As a bonus, I received a nice credit in the acknowledgements of both of these books too. Happy author + happy indexer = happy readers.
The end (and beyond)
Please join in with the hashtag #indexday online and keep sharing the love for indexes, indexing and indexers. Follow @indexers, @The_Indexer and me @PC_Bain on Twitter for much more today and in future.
You can try your own hand at indexing with the Society of Indexers competition, where the best index submitted to our Last But Not Least leaflet will win a free online Indexing Basics workshop (see SI Indexing Competition 2020, closing date 3rd April 2020).

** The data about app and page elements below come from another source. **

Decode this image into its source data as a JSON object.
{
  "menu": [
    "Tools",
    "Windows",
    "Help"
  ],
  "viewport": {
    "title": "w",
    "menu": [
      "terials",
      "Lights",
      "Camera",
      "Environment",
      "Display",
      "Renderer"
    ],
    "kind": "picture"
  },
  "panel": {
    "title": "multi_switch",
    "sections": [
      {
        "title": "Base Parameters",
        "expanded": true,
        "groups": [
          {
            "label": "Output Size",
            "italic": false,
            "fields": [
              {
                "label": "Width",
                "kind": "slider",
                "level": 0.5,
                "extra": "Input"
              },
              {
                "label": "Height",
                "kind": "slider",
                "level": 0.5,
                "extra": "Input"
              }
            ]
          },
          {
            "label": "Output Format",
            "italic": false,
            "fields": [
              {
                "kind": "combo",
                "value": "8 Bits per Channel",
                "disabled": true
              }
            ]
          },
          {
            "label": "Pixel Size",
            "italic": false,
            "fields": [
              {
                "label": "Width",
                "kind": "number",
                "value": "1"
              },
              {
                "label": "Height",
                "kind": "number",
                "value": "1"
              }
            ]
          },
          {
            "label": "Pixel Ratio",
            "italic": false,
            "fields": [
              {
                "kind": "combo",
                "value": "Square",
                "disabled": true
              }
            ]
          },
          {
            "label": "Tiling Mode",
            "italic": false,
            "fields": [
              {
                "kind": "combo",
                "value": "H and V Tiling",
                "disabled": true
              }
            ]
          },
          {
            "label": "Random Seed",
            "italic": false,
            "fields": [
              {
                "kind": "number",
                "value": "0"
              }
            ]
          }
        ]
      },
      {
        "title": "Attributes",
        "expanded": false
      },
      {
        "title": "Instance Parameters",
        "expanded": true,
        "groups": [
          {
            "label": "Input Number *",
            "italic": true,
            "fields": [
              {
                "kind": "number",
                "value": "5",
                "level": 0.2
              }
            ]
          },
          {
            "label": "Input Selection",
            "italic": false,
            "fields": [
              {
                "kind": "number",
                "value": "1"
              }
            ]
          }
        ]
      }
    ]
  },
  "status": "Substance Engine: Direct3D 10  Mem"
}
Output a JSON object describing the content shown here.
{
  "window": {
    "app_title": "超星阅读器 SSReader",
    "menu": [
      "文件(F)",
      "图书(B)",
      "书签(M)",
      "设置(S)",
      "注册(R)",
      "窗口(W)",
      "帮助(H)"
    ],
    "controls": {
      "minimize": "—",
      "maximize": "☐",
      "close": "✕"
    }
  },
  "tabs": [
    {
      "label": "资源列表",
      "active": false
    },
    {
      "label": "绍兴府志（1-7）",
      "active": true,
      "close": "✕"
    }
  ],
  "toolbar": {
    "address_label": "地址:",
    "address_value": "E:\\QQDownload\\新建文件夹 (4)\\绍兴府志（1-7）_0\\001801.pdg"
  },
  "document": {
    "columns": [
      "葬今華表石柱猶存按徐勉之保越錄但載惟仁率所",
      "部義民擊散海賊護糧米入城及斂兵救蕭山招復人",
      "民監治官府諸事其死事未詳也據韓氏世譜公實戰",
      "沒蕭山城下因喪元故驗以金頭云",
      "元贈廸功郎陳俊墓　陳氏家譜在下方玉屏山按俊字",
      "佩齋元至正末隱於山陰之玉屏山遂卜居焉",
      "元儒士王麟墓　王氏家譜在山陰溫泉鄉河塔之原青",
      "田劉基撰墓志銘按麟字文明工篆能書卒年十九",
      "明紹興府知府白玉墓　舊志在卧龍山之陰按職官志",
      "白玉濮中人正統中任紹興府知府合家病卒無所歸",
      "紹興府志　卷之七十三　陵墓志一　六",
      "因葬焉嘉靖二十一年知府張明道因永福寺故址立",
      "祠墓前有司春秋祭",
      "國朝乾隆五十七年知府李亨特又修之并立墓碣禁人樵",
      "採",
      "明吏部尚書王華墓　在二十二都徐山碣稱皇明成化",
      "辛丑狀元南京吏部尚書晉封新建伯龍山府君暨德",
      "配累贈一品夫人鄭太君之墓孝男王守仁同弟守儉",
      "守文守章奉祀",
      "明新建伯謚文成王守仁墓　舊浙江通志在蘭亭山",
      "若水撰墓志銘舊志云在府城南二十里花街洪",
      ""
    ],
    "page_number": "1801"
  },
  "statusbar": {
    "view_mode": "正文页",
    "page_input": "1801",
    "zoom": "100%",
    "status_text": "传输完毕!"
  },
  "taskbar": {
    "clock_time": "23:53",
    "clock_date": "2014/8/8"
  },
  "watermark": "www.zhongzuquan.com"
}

If you’re an editor or publisher wanting to know more about indexing and how to work with professional indexers, the Society of Indexers has also launched a new Indexing for Editors online workshop today, similar to our in-house publisher workshops, which is now available for booking on the SI website (see SI Indexing for Editors online workshop).
A collection of all the National Indexing Day 2020 social media activity is available at NID 2020 #indexday Wakelet summary.
Paula Clarke Bain is a professional book indexer and editor. She likes comedy, books and indexes and really likes comedy book indexes. See more at her website at baindex.org or on Twitter @PC_Bain.
3 thoughts on “National Indexing Day 2020: some of the best and funniest index entries I know”
I’ve been saving this to look at later, ie a month later… Always a pleasure, esp the Alan Partridge analyses from a while back. There’s modest fun to be had from the indexing of John Lloyd’s original ‘Meaning of Liff’ and the recent retread on a fairly well-beaten path, Afterliff.